What to work on :: Wherever the string "true" shows up in the material below, copy that line.

Provided records ::
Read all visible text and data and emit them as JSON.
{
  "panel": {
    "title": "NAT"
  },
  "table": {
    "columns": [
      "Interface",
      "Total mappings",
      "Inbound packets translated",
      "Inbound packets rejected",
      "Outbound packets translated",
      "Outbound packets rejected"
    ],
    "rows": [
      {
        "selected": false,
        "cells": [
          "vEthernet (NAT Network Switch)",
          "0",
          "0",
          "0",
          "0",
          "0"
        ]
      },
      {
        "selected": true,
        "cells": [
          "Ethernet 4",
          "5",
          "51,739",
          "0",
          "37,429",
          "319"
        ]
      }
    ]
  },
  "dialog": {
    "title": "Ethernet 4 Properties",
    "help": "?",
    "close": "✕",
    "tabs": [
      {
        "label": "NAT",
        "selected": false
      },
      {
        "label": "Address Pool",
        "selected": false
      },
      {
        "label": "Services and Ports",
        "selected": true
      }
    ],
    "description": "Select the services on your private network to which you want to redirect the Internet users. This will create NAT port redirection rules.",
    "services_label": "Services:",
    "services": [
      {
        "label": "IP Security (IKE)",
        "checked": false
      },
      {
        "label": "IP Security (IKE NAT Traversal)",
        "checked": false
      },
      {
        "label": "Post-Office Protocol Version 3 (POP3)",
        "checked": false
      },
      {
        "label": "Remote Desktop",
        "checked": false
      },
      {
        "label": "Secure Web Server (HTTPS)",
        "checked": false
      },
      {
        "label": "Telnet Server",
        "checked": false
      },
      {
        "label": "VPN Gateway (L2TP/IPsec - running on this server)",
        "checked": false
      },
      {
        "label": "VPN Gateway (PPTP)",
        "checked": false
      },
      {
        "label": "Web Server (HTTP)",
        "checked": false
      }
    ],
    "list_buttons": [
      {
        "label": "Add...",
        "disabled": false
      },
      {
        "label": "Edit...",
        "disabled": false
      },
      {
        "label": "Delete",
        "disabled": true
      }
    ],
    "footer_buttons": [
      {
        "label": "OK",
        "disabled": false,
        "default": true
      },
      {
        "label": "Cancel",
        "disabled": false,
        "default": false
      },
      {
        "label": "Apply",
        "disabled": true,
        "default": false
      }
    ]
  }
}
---
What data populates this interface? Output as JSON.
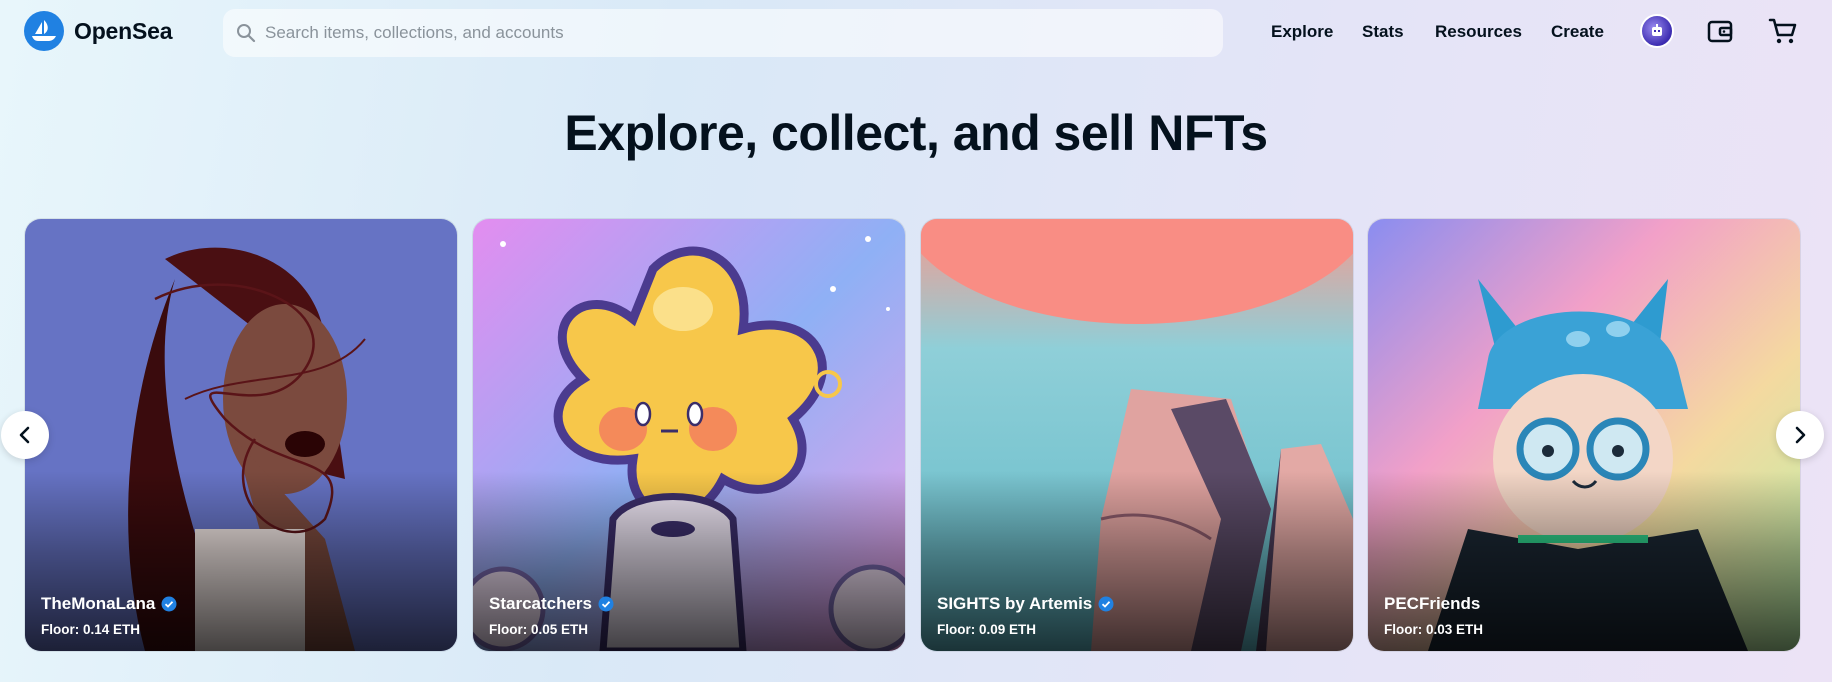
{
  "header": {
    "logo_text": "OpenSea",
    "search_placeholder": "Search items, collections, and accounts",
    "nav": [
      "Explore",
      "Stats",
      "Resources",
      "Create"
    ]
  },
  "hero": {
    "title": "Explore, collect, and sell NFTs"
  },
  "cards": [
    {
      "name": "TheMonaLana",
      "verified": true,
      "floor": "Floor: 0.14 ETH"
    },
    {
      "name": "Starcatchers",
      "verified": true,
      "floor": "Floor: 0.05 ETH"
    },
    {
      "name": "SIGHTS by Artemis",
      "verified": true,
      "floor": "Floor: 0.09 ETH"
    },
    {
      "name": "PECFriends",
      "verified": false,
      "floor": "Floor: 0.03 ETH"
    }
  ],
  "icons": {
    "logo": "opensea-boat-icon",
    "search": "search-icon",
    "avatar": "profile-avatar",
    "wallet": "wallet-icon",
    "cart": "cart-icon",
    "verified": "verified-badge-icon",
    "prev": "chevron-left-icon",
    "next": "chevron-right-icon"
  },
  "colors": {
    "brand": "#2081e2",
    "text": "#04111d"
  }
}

Expected answer ::
        "selected": true,
        "selected": true
        "disabled": true
        "default": true
        "disabled": true,
      "verified": true,
      "verified": true,
      "verified": true,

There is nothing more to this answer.